SEEING RED (AND GREEN)  |  Dallas Stonewall Young Democrats presented a check for $7,525 to Legacy Counseling Center and Founders Cottage at Dish on Wednesday, Oct. 27. They raised the money at the second annual Red Party. Pictured, from left, are Legacy board chair Steve Weir, Legacy Executive Director Melissa Grove, DSYD Secretary Jared Pearce and DSYD Treasurer J.T. Williams.
SEEING RED (AND GREEN) | Dallas Stonewall Young Democrats presented a check for $7,525 to Legacy Counseling Center and Founders Cottage at Dish on Wednesday, Oct. 27. They raised the money at the second annual Red Party. Pictured, from left, are Legacy board chair Steve Weir, Legacy Executive Director Melissa Grove, DSYD Secretary Jared Pearce and DSYD Treasurer J.T. Williams.

This article appeared in the Dallas Voice print edition October 29, 2010

—  Kevin Thomas

Lone Star Ride distributes $150K to 3 AIDS services organizations during party at Salum

Allan Gould, Don Maison and Cece Cox
Allan Gould, Don Maison and Cece Cox accept a check from the Lone Star Ride. To see more photos from the wrap party on Sunday at Salum, go here.

On Sunday, Oct. 24, Lone Star Ride distributed $150,000 to AIDS Services of Dallas, the AIDS Outreach Center and Resource Center Dallas. AOC Executive Director Allan Gould, ASD President and CEO Don Maison and RCD Executive Director Cece Cox were on hand to accept the check.

At the party at Salum on Travis Street, Michael Veale was given an award for bringing in the most new donors.

Ralph Randall was the single biggest fundraiser. He attributed his success in collecting money to relentless behavior.

“You can’t be timid and raise money,” he said.

He didn’t allow the down economy to dissuade him from asking.

“This disease doesn’t have an economic cycle,” he said. “Always ask. All they can say is no. Don’t give up.”

He raised twice as much this year as he did last year.
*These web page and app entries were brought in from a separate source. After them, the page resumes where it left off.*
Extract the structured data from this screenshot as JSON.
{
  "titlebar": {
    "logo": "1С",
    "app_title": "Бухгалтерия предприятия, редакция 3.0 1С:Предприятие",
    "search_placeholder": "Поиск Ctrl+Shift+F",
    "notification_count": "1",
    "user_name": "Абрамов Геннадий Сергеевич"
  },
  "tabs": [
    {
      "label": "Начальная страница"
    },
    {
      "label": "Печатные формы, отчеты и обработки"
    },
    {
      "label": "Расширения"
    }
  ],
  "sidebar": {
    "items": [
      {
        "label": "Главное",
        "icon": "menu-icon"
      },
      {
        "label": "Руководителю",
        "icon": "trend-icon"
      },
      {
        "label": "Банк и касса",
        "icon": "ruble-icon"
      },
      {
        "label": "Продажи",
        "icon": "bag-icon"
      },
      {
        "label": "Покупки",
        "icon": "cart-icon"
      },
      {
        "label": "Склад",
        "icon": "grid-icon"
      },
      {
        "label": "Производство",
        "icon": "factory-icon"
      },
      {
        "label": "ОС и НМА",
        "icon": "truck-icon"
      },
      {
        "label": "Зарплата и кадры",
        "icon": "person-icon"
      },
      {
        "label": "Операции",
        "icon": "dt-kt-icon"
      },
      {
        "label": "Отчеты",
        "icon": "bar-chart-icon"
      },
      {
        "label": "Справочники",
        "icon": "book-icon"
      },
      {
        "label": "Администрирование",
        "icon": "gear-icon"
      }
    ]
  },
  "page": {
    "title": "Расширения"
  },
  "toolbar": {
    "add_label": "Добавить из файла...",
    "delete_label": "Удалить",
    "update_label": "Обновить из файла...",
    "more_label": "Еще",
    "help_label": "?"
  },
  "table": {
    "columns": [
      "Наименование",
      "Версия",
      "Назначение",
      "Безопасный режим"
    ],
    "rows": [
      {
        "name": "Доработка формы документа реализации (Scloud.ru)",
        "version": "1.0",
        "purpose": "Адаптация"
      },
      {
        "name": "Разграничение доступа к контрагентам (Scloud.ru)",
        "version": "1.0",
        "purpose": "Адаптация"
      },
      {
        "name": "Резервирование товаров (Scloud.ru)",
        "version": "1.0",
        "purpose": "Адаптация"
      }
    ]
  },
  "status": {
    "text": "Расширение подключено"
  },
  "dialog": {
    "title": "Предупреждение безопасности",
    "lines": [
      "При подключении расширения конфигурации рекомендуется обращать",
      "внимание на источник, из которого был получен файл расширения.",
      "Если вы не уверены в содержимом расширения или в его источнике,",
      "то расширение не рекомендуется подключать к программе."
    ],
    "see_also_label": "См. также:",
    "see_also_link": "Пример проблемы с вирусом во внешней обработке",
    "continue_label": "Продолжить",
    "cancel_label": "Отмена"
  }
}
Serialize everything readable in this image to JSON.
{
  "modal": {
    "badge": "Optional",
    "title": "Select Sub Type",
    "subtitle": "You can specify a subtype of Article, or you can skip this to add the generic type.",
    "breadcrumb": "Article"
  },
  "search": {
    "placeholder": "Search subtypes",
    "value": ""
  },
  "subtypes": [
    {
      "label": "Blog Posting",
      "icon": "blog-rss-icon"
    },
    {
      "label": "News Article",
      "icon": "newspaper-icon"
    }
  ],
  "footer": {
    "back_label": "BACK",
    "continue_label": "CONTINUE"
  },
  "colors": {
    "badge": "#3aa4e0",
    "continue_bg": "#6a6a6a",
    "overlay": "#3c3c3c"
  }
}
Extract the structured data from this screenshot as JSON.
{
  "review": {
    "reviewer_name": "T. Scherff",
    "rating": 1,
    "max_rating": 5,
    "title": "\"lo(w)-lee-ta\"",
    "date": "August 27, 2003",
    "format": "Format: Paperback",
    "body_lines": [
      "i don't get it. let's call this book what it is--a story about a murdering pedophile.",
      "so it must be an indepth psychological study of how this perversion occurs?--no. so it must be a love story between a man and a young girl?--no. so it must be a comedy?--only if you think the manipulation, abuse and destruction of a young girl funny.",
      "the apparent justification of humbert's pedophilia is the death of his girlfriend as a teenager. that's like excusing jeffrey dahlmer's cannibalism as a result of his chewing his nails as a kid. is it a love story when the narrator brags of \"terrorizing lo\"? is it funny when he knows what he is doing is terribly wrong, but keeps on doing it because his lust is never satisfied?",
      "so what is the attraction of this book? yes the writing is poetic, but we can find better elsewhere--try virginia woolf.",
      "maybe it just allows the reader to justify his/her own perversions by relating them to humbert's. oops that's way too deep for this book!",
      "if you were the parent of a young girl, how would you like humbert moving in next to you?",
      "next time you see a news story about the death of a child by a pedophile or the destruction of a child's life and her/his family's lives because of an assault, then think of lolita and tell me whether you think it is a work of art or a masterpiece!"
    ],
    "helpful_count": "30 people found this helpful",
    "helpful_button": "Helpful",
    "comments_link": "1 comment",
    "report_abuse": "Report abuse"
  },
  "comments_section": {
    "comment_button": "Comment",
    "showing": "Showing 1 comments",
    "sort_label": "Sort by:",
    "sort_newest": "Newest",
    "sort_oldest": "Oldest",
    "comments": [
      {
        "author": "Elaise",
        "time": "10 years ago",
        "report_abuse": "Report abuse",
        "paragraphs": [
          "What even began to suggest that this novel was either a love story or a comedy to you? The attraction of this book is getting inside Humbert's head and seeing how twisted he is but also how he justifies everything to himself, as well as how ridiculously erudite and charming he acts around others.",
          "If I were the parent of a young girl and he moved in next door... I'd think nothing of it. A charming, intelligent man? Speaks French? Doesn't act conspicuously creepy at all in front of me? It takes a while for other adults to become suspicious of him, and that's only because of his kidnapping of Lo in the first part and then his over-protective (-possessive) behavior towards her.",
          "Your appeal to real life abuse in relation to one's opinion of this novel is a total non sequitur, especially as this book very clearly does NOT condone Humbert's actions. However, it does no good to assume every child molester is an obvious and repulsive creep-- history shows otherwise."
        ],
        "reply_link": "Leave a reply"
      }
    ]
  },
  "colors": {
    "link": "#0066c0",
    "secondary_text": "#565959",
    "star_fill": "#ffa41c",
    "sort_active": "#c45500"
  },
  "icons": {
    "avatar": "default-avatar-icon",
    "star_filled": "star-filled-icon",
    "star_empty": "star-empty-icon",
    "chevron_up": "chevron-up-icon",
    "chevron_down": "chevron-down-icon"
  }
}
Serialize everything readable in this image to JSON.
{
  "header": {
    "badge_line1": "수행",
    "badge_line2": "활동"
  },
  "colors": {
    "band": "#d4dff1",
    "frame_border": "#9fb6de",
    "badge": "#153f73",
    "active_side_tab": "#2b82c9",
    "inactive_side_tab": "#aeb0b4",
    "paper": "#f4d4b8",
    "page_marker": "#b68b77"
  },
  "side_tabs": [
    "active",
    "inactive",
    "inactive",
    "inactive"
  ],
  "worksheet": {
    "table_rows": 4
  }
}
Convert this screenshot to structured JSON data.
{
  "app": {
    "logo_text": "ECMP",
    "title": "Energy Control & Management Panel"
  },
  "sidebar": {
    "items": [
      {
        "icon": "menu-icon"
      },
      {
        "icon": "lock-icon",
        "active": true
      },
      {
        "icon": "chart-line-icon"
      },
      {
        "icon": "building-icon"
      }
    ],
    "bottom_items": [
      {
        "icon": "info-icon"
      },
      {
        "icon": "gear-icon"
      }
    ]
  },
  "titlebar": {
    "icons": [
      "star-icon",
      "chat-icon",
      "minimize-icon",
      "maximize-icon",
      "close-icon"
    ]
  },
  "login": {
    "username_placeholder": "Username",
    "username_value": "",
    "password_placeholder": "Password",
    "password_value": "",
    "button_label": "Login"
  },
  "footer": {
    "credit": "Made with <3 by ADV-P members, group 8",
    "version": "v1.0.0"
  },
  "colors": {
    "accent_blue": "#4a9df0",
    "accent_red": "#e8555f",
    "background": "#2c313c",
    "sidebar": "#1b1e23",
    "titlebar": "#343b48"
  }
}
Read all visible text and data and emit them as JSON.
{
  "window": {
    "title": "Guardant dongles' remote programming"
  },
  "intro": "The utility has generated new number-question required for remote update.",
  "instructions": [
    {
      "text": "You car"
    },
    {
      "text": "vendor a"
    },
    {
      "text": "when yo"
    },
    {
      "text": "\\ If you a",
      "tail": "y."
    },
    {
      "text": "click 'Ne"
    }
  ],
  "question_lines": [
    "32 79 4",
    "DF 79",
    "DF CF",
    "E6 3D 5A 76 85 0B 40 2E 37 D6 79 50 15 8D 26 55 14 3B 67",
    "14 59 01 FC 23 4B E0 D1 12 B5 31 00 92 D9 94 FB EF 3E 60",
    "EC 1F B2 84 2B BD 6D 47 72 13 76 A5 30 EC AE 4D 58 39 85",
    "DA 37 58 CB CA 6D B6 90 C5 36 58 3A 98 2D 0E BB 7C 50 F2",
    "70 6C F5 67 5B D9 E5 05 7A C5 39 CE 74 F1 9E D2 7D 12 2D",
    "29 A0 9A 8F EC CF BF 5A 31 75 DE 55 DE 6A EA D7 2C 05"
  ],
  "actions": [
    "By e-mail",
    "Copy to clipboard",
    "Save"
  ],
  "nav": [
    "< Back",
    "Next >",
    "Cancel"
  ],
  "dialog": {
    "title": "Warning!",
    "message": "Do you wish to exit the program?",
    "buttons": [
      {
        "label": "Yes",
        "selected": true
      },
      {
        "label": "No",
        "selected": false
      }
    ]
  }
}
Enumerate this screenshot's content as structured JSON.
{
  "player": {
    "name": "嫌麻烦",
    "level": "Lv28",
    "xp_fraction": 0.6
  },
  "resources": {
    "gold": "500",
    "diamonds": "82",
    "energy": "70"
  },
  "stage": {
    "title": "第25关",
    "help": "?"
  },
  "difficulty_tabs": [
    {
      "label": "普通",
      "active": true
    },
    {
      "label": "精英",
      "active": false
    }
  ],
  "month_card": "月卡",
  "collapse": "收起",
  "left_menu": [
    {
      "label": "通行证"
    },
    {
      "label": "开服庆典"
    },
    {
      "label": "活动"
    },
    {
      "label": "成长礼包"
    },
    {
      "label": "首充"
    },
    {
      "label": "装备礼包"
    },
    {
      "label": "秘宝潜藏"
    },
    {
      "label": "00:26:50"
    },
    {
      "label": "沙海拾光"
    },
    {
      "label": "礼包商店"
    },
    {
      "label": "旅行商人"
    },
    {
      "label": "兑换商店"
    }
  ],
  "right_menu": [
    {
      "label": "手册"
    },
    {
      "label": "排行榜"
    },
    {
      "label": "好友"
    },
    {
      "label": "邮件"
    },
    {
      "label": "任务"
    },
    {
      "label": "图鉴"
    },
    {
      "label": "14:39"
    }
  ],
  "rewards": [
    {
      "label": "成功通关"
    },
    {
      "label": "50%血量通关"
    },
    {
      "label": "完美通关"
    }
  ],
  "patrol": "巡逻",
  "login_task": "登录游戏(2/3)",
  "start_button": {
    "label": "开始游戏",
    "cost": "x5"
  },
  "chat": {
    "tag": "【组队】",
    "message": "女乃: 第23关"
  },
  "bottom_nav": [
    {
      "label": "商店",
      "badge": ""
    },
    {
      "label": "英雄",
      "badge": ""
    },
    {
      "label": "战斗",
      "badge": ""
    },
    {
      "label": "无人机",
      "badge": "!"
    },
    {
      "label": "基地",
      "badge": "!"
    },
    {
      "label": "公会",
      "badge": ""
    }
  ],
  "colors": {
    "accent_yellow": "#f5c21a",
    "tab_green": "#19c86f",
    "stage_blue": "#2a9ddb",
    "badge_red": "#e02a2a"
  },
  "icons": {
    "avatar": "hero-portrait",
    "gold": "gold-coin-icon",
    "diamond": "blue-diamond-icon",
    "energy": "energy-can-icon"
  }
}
He said he did the ride in honor of a friend of his with HIV and he gave his plaque to him.

“I do a lot of these rides, ” said rider Allan Chernoff. “This is the best supported ride in Texas.”

“Absolutely!” said Eric Markinson about riding again next year. He is part of Team Blazing Saddles.

“I’m very proud of Team Dallas Voice,” said rider and Dallas Voice Publisher Robert Moore. “They worked very hard. They put the beneficiaries in sight on the road ahead.”

Team Dallas Voice raised more money than any other team in the history of the Lone Star Ride. The total topped $50,000 this year.

Shelly Morrow was a first-year rider from Glen Rose who is planning to participate again next year.

“The closing ceremonies really got to me,” she said.

The closing ceremonies held at base camp at the American Airlines Training and Conference Center near DFW Airport included a performance by the Turtle Creek Chorale and wheeling in the riderless bike. That bike symbolized all the people lost to AIDS. They retired the number of a rider who passed away since the previous ride.

“And next year, I’ll try not to take out anyone, especially a writer,” Morrow said.

Morrow and I collided about 18 miles into the ride. My back brakes failed as we were checking directions on the route. I went over my handlebars onto the street. Although we had been riding together for several miles, she didn’t realize that I wrote for Dallas Voice until she saw my write-up on this blog.

To see more photos from Sunday’s wrap party, go here.

—  David Taffet